The studies discussed here represent important new clinical applications in the presurgical assessment of the memory functions in TLE patients. The patterns of activation seen in normal subjects are often not seen in these patients when group comparisons are made, although as yet no evidence supports this observation at a single subject level. Nevertheless, it seems likely that fMRI will be incorporated into the presurgical assessment of TLE patients in the coming years, both in assessing the risk of postsurgical language and memory deficits and, to a lesser extent, with regard to determining the side of seizure onset.
The advantage fMRI holds is that paradigms can be designed specifically to look at material-specific memory activation and in particular its location and laterality within MTL structures. Although it is clear that event-related experimental designs and item-by-item analysis are required to demonstrate subsequent memory effects, other paradigms not explicitly testing memory function may prove useful as clinical tools (62,67).
Much of the data discussed in this review, in particular with regard to healthy volunteers, refers to group data, as these provide more robust results. For an fMRI memory paradigm to be a useful investigation to incorporate into the presurgical assessment, however, meaningful data are required at the single-subject level. From this point of view, the concordance seen between fMRI and IAT results in TLE patients by some of the studies is encouraging (62,69). A further consideration is whether a reduction in BOLD activation in an atrophic hippocampus may just reflect the loss of tissue (and hence increase in CSF) within that structure rather than any reorganization of function.

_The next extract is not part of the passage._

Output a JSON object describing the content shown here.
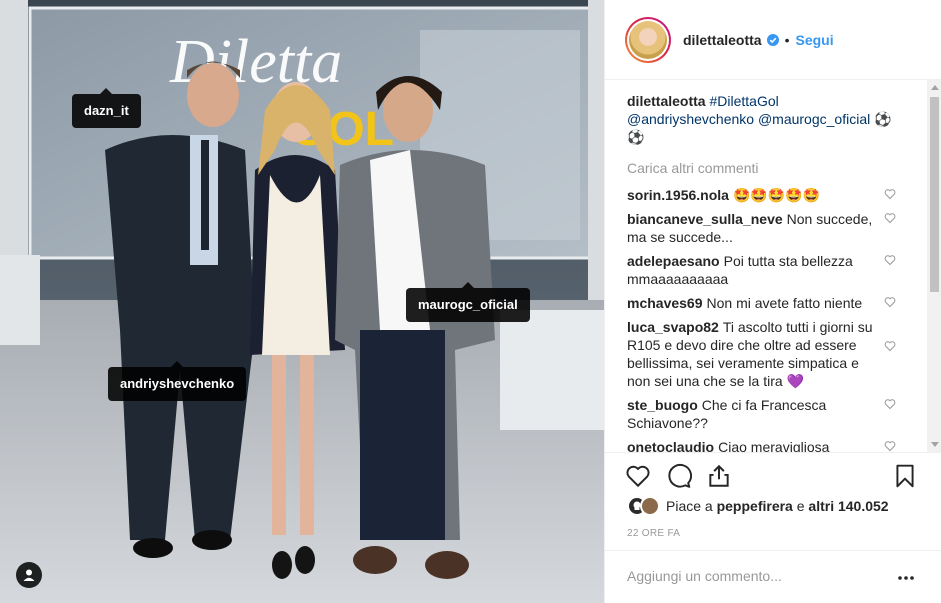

To date, one PET study in patients having selective amygdalohippocampectomy has shown a correlation between preoperative activation in the ipsilateral MTL and postoperative memory impairment (70).
In the same way that language laterality determined by fMRI has been used to predict postoperative language deficits after temporal lobe resection (71), it is possible that the distribution of activation between left and right hippocampus on tests of memory encoding would predict memory outcome postoperatively. Future studies looking at correlations between this activation asymmetry and detailed postoperative neuropsychological assessment will provide us with important information, which may be used to predict the memory deficits seen in patients after unilateral temporal lobe resection. For example, we would hypothesize that patients showing greater verbal memory–encoding activation in the left hippocampus compared with the right hippocampus would have greater verbal memory deficits after left anterior temporal lobe resection.
This type of information, in combination with structural MRI looking at preoperative hippocampal volume and baseline neuropsychology, will enable preoperative prediction of the material-specific memory impairment seen after unilateral anterior temporal lobe resection to be made with greater accuracy. As a result, it will be possible to modify surgical approaches in those patients most at risk and to improve preoperative patient counseling. It seems likely that as experience grows in the interpretation of patterns of preoperative investigation results associated with good and bad postoperative outcomes, a gradual reduction will be seen in the need for the IAT.
Acknowledgment: We are grateful for the support of the Wellcome Trust (R.P., M.S. supported by Programme Grant No. 067176), the National Society for Epilepsy (M.J.K., P.T., J.D.), and the Medical Research Council (M.R.).